Sure you’re beholden to the shareholders, but it doesn’t necessarily follow that shareholders…
Timothy Gutwald

I have no problem w/ the “greedy” shareholders demanding eps growth, but I think that the decision to go public is sometimes even more greedy. Certainly some companies need the capital to grow, but often it is to cash out large shareholders and/or make questionable acquisitions that do not benefit shareholders anyway. There are many examples of large, growing companies that didn’t go public and are very glad they did not…Chik-fil-a, Waffle House, LA Fitness, Koch Industries, Publix… Once you are public it is pretty hard to stand up to activist shareholders. Passing laws to force public cos to strengthen the employees is counter to the interest of the shareholder. Maybe forcing a co going public to reserve a % of its stock for employees would help employees have a voice & a seat on the board.

One clap, two clap, three clap, forty?

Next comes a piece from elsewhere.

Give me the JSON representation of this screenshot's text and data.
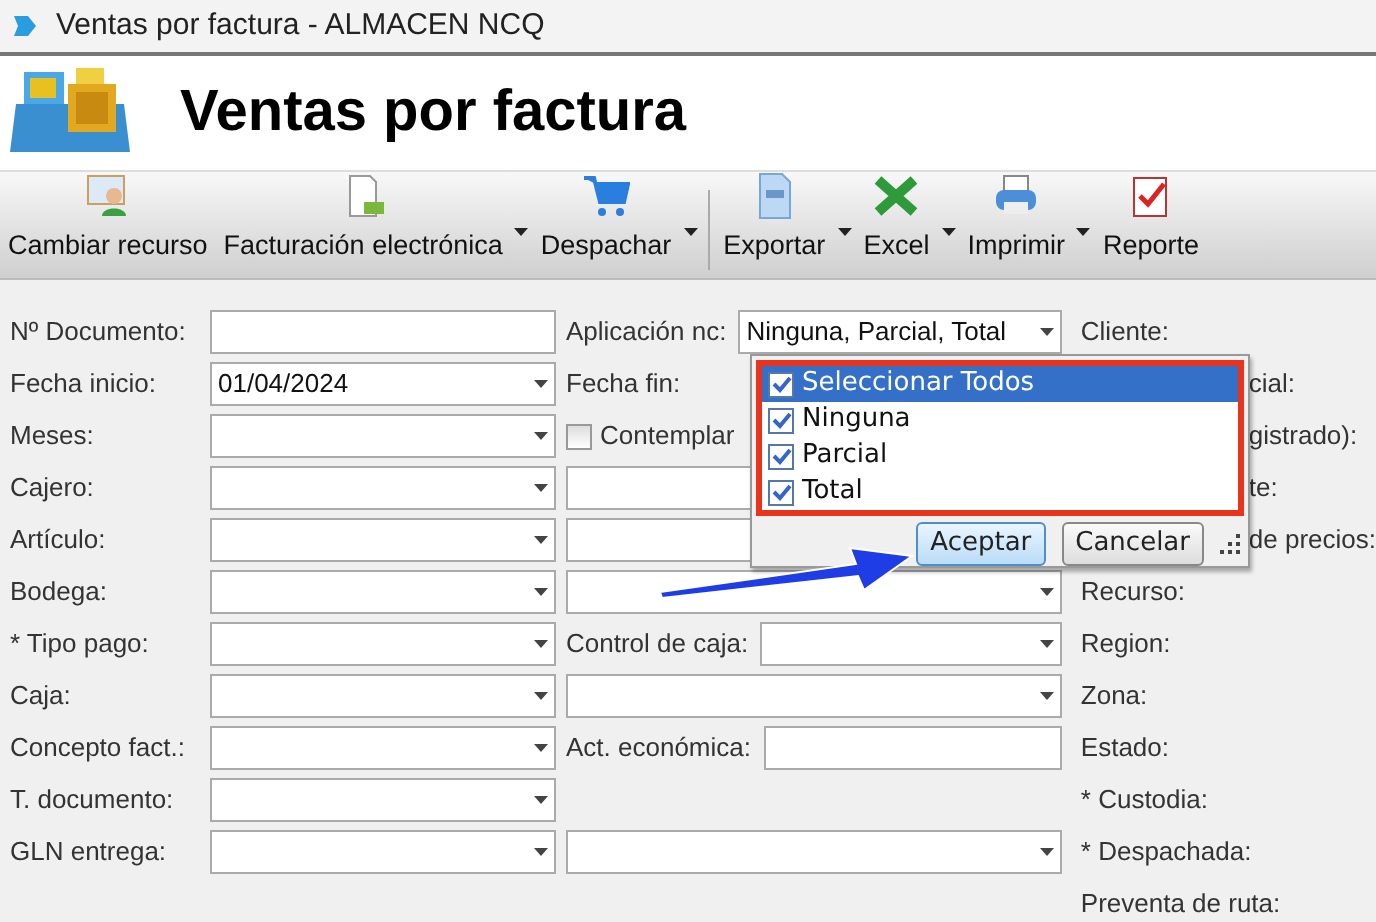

By clapping more or less, you can signal to us which stories really stand out.